Quinn Bailey’s review published on Letterboxd:
"The sun looks ghostly when there's a mist on a river and everything's quiet. I never knowed it before. And you could see people on the shore, but they was far off and you couldn't see what they were doing. They were probably calling for help or something, or they were trying to bury somebody or something."
Apologies if I go a bit long on this one, since I figure that my first Terrence Malick movie (!!!) deserves a bit of elaboration. After years of living in fear of languid editing and omnipresent voiceover, I finally bit the bullet and watched this, and the results were... not what I expected, to be honest. "Playful" isn't exactly the phrase you'd usually expect to hear in association with Malick's work, but nearly every meaning of the word is applicable here, especially when it comes to the impressionistic sound design and editing. "Funny" is another good word, too (name me another art-house director who would stop the movie dead in its tracks for a brief tap-dance routine before following that up with a very serious and emotional conversation that just so happens to have a bunch of bored farmhands tossing hammers into a wheat field in the background).
Still, Malick's artsier nature is more than present here, although it's less pretentious and more portentious... or, to be accurate, more Gothic. American Gothic, to be precise - Malick removes the (literal) ghosts from the equation, but the outsized emotion, fascination with moral ambiguity, and feelings of impending apocalypse are still the same. It's reassuring, though, that Malick doesn't subtract the feminine aspects of Gothic fiction, but instead places them at the core of the film. When Bill complains about how men in the field ogle Abby (while he prepares to sell her autonomy to keep himself safe, no less), the focus isn't on him. It's on Abby, face in the center of the frame, staring out into the middle distance as Bill's cigarette smoke drifts across the image, his power absent and omnipresent at the same time.

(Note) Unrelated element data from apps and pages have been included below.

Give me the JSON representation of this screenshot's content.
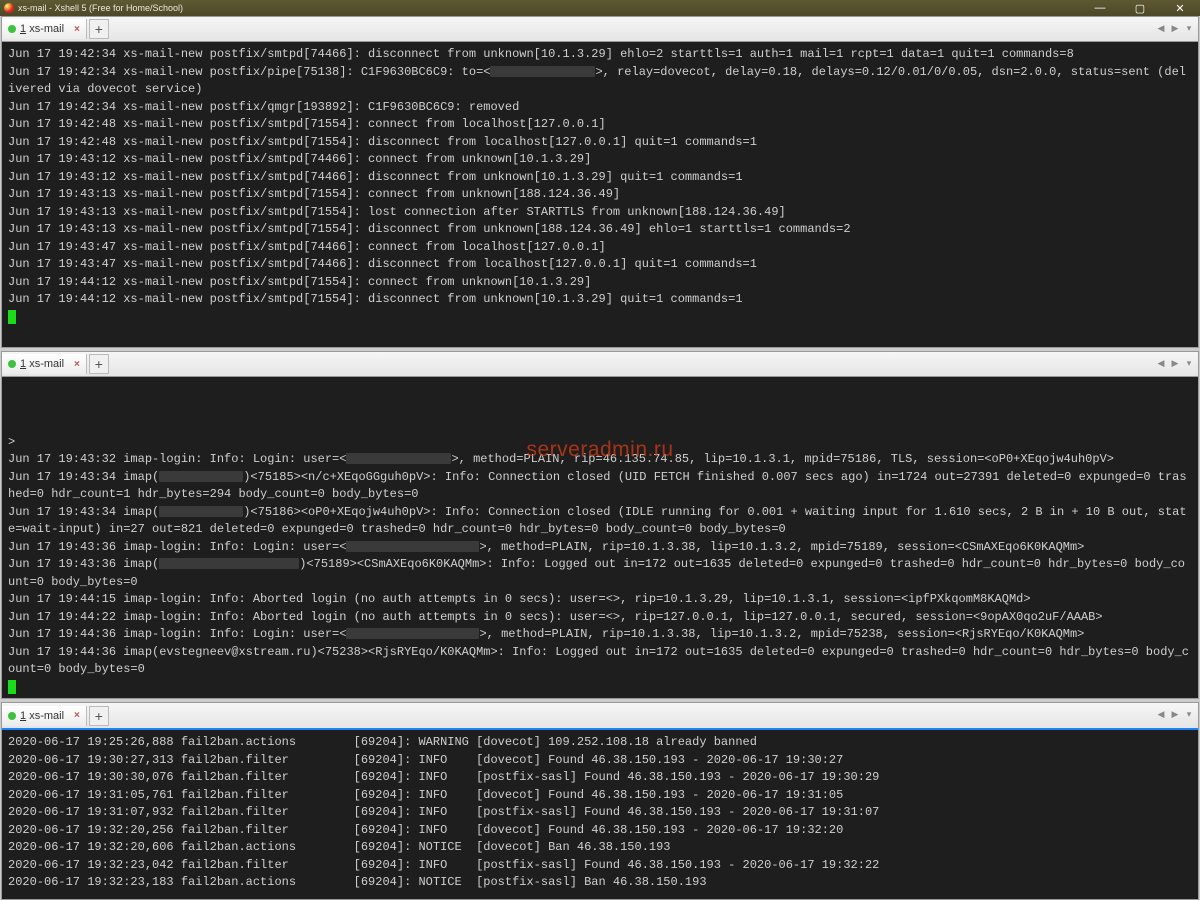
{
  "window": {
    "title": "xs-mail - Xshell 5 (Free for Home/School)",
    "controls": {
      "min": "—",
      "max": "▢",
      "close": "✕"
    }
  },
  "tab": {
    "index": "1",
    "name": "xs-mail",
    "close_glyph": "×",
    "add_glyph": "+",
    "scroll_left": "◀",
    "scroll_right": "▶",
    "menu": "▾"
  },
  "watermark": "serveradmin.ru",
  "pane1_lines": [
    "Jun 17 19:42:34 xs-mail-new postfix/smtpd[74466]: disconnect from unknown[10.1.3.29] ehlo=2 starttls=1 auth=1 mail=1 rcpt=1 data=1 quit=1 commands=8",
    "Jun 17 19:42:34 xs-mail-new postfix/pipe[75138]: C1F9630BC6C9: to=<███████████████>, relay=dovecot, delay=0.18, delays=0.12/0.01/0/0.05, dsn=2.0.0, status=sent (delivered via dovecot service)",
    "Jun 17 19:42:34 xs-mail-new postfix/qmgr[193892]: C1F9630BC6C9: removed",
    "Jun 17 19:42:48 xs-mail-new postfix/smtpd[71554]: connect from localhost[127.0.0.1]",
    "Jun 17 19:42:48 xs-mail-new postfix/smtpd[71554]: disconnect from localhost[127.0.0.1] quit=1 commands=1",
    "Jun 17 19:43:12 xs-mail-new postfix/smtpd[74466]: connect from unknown[10.1.3.29]",
    "Jun 17 19:43:12 xs-mail-new postfix/smtpd[74466]: disconnect from unknown[10.1.3.29] quit=1 commands=1",
    "Jun 17 19:43:13 xs-mail-new postfix/smtpd[71554]: connect from unknown[188.124.36.49]",
    "Jun 17 19:43:13 xs-mail-new postfix/smtpd[71554]: lost connection after STARTTLS from unknown[188.124.36.49]",
    "Jun 17 19:43:13 xs-mail-new postfix/smtpd[71554]: disconnect from unknown[188.124.36.49] ehlo=1 starttls=1 commands=2",
    "Jun 17 19:43:47 xs-mail-new postfix/smtpd[74466]: connect from localhost[127.0.0.1]",
    "Jun 17 19:43:47 xs-mail-new postfix/smtpd[74466]: disconnect from localhost[127.0.0.1] quit=1 commands=1",
    "Jun 17 19:44:12 xs-mail-new postfix/smtpd[71554]: connect from unknown[10.1.3.29]",
    "Jun 17 19:44:12 xs-mail-new postfix/smtpd[71554]: disconnect from unknown[10.1.3.29] quit=1 commands=1"
  ],
  "pane2_lines": [
    ">",
    "Jun 17 19:43:32 imap-login: Info: Login: user=<███████████████>, method=PLAIN, rip=46.135.74.85, lip=10.1.3.1, mpid=75186, TLS, session=<oP0+XEqojw4uh0pV>",
    "Jun 17 19:43:34 imap(████████████)<75185><n/c+XEqoGGguh0pV>: Info: Connection closed (UID FETCH finished 0.007 secs ago) in=1724 out=27391 deleted=0 expunged=0 trashed=0 hdr_count=1 hdr_bytes=294 body_count=0 body_bytes=0",
    "Jun 17 19:43:34 imap(████████████)<75186><oP0+XEqojw4uh0pV>: Info: Connection closed (IDLE running for 0.001 + waiting input for 1.610 secs, 2 B in + 10 B out, state=wait-input) in=27 out=821 deleted=0 expunged=0 trashed=0 hdr_count=0 hdr_bytes=0 body_count=0 body_bytes=0",
    "Jun 17 19:43:36 imap-login: Info: Login: user=<███████████████████>, method=PLAIN, rip=10.1.3.38, lip=10.1.3.2, mpid=75189, session=<CSmAXEqo6K0KAQMm>",
    "Jun 17 19:43:36 imap(████████████████████)<75189><CSmAXEqo6K0KAQMm>: Info: Logged out in=172 out=1635 deleted=0 expunged=0 trashed=0 hdr_count=0 hdr_bytes=0 body_count=0 body_bytes=0",
    "Jun 17 19:44:15 imap-login: Info: Aborted login (no auth attempts in 0 secs): user=<>, rip=10.1.3.29, lip=10.1.3.1, session=<ipfPXkqomM8KAQMd>",
    "Jun 17 19:44:22 imap-login: Info: Aborted login (no auth attempts in 0 secs): user=<>, rip=127.0.0.1, lip=127.0.0.1, secured, session=<9opAX0qo2uF/AAAB>",
    "Jun 17 19:44:36 imap-login: Info: Login: user=<███████████████████>, method=PLAIN, rip=10.1.3.38, lip=10.1.3.2, mpid=75238, session=<RjsRYEqo/K0KAQMm>",
    "Jun 17 19:44:36 imap(evstegneev@xstream.ru)<75238><RjsRYEqo/K0KAQMm>: Info: Logged out in=172 out=1635 deleted=0 expunged=0 trashed=0 hdr_count=0 hdr_bytes=0 body_count=0 body_bytes=0"
  ],
  "pane3_lines": [
    "2020-06-17 19:25:26,888 fail2ban.actions        [69204]: WARNING [dovecot] 109.252.108.18 already banned",
    "2020-06-17 19:30:27,313 fail2ban.filter         [69204]: INFO    [dovecot] Found 46.38.150.193 - 2020-06-17 19:30:27",
    "2020-06-17 19:30:30,076 fail2ban.filter         [69204]: INFO    [postfix-sasl] Found 46.38.150.193 - 2020-06-17 19:30:29",
    "2020-06-17 19:31:05,761 fail2ban.filter         [69204]: INFO    [dovecot] Found 46.38.150.193 - 2020-06-17 19:31:05",
    "2020-06-17 19:31:07,932 fail2ban.filter         [69204]: INFO    [postfix-sasl] Found 46.38.150.193 - 2020-06-17 19:31:07",
    "2020-06-17 19:32:20,256 fail2ban.filter         [69204]: INFO    [dovecot] Found 46.38.150.193 - 2020-06-17 19:32:20",
    "2020-06-17 19:32:20,606 fail2ban.actions        [69204]: NOTICE  [dovecot] Ban 46.38.150.193",
    "2020-06-17 19:32:23,042 fail2ban.filter         [69204]: INFO    [postfix-sasl] Found 46.38.150.193 - 2020-06-17 19:32:22",
    "2020-06-17 19:32:23,183 fail2ban.actions        [69204]: NOTICE  [postfix-sasl] Ban 46.38.150.193"
  ]
}
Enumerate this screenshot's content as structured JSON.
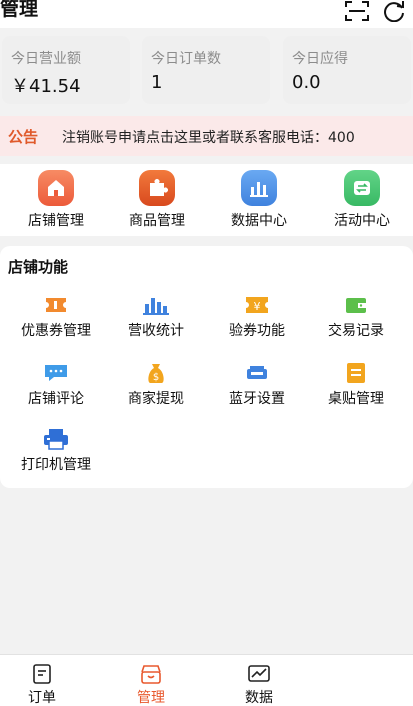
{
  "header": {
    "title": "管理",
    "scan_icon": "scan-icon",
    "refresh_icon": "refresh-icon"
  },
  "stats": [
    {
      "label": "今日营业额",
      "value": "￥41.54"
    },
    {
      "label": "今日订单数",
      "value": "1"
    },
    {
      "label": "今日应得",
      "value": "0.0"
    }
  ],
  "notice": {
    "label": "公告",
    "text": "注销账号申请点击这里或者联系客服电话：400"
  },
  "quick_actions": [
    {
      "label": "店铺管理",
      "icon": "store-icon",
      "color": "#f0764f"
    },
    {
      "label": "商品管理",
      "icon": "puzzle-icon",
      "color": "#e8592e"
    },
    {
      "label": "数据中心",
      "icon": "bar-chart-icon",
      "color": "#4a90e2"
    },
    {
      "label": "活动中心",
      "icon": "exchange-icon",
      "color": "#43c36c"
    }
  ],
  "store_functions": {
    "title": "店铺功能",
    "items": [
      {
        "label": "优惠券管理",
        "icon": "coupon-icon"
      },
      {
        "label": "营收统计",
        "icon": "bar-chart-icon"
      },
      {
        "label": "验券功能",
        "icon": "ticket-yen-icon"
      },
      {
        "label": "交易记录",
        "icon": "wallet-icon"
      },
      {
        "label": "店铺评论",
        "icon": "comment-icon"
      },
      {
        "label": "商家提现",
        "icon": "money-bag-icon"
      },
      {
        "label": "蓝牙设置",
        "icon": "bluetooth-device-icon"
      },
      {
        "label": "桌贴管理",
        "icon": "table-sticker-icon"
      },
      {
        "label": "打印机管理",
        "icon": "printer-icon"
      }
    ]
  },
  "bottom_nav": [
    {
      "label": "订单",
      "icon": "orders-icon",
      "active": false
    },
    {
      "label": "管理",
      "icon": "manage-icon",
      "active": true
    },
    {
      "label": "数据",
      "icon": "data-icon",
      "active": false
    }
  ],
  "colors": {
    "accent": "#e8592e",
    "notice_bg": "#fbe9e9"
  }
}
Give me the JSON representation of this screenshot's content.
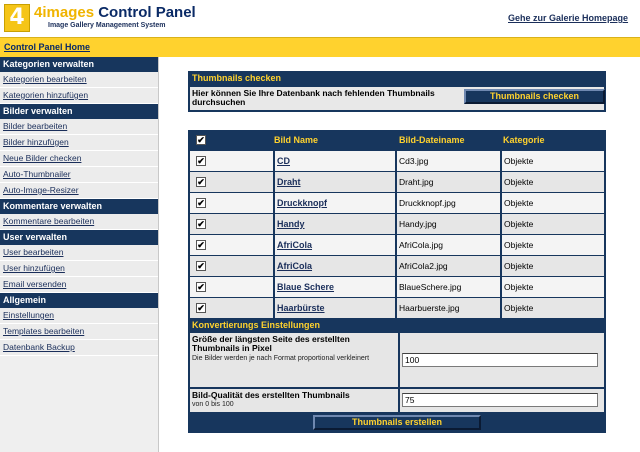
{
  "header": {
    "logo_number": "4",
    "brand": "4images",
    "title": "Control Panel",
    "subtitle": "Image Gallery Management System",
    "gallery_link": "Gehe zur Galerie Homepage"
  },
  "topbar": {
    "home_link": "Control Panel Home"
  },
  "sidebar": {
    "sections": [
      {
        "title": "Kategorien verwalten",
        "items": [
          "Kategorien bearbeiten",
          "Kategorien hinzufügen"
        ]
      },
      {
        "title": "Bilder verwalten",
        "items": [
          "Bilder bearbeiten",
          "Bilder hinzufügen",
          "Neue Bilder checken",
          "Auto-Thumbnailer",
          "Auto-Image-Resizer"
        ]
      },
      {
        "title": "Kommentare verwalten",
        "items": [
          "Kommentare bearbeiten"
        ]
      },
      {
        "title": "User verwalten",
        "items": [
          "User bearbeiten",
          "User hinzufügen",
          "Email versenden"
        ]
      },
      {
        "title": "Allgemein",
        "items": [
          "Einstellungen",
          "Templates bearbeiten",
          "Datenbank Backup"
        ]
      }
    ]
  },
  "check_panel": {
    "title": "Thumbnails checken",
    "description": "Hier können Sie Ihre Datenbank nach fehlenden Thumbnails durchsuchen",
    "button": "Thumbnails checken"
  },
  "table": {
    "headers": {
      "name": "Bild Name",
      "file": "Bild-Dateiname",
      "category": "Kategorie"
    },
    "rows": [
      {
        "name": "CD",
        "file": "Cd3.jpg",
        "category": "Objekte",
        "checked": true
      },
      {
        "name": "Draht",
        "file": "Draht.jpg",
        "category": "Objekte",
        "checked": true
      },
      {
        "name": "Druckknopf",
        "file": "Druckknopf.jpg",
        "category": "Objekte",
        "checked": true
      },
      {
        "name": "Handy",
        "file": "Handy.jpg",
        "category": "Objekte",
        "checked": true
      },
      {
        "name": "AfriCola",
        "file": "AfriCola.jpg",
        "category": "Objekte",
        "checked": true
      },
      {
        "name": "AfriCola",
        "file": "AfriCola2.jpg",
        "category": "Objekte",
        "checked": true
      },
      {
        "name": "Blaue Schere",
        "file": "BlaueSchere.jpg",
        "category": "Objekte",
        "checked": true
      },
      {
        "name": "Haarbürste",
        "file": "Haarbuerste.jpg",
        "category": "Objekte",
        "checked": true
      }
    ]
  },
  "conversion": {
    "title": "Konvertierungs Einstellungen",
    "size_label": "Größe der längsten Seite des erstellten Thumbnails in Pixel",
    "size_hint": "Die Bilder werden je nach Format proportional verkleinert",
    "size_value": "100",
    "quality_label": "Bild-Qualität des erstellten Thumbnails",
    "quality_hint": "von 0 bis 100",
    "quality_value": "75",
    "button": "Thumbnails erstellen"
  },
  "colors": {
    "navy": "#17365d",
    "yellow": "#ffd22e",
    "row_gray": "#e6e6e6"
  }
}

By the end of the story, women are the only survivors, left on their own with the hopes that "things would work out". The kids are all right.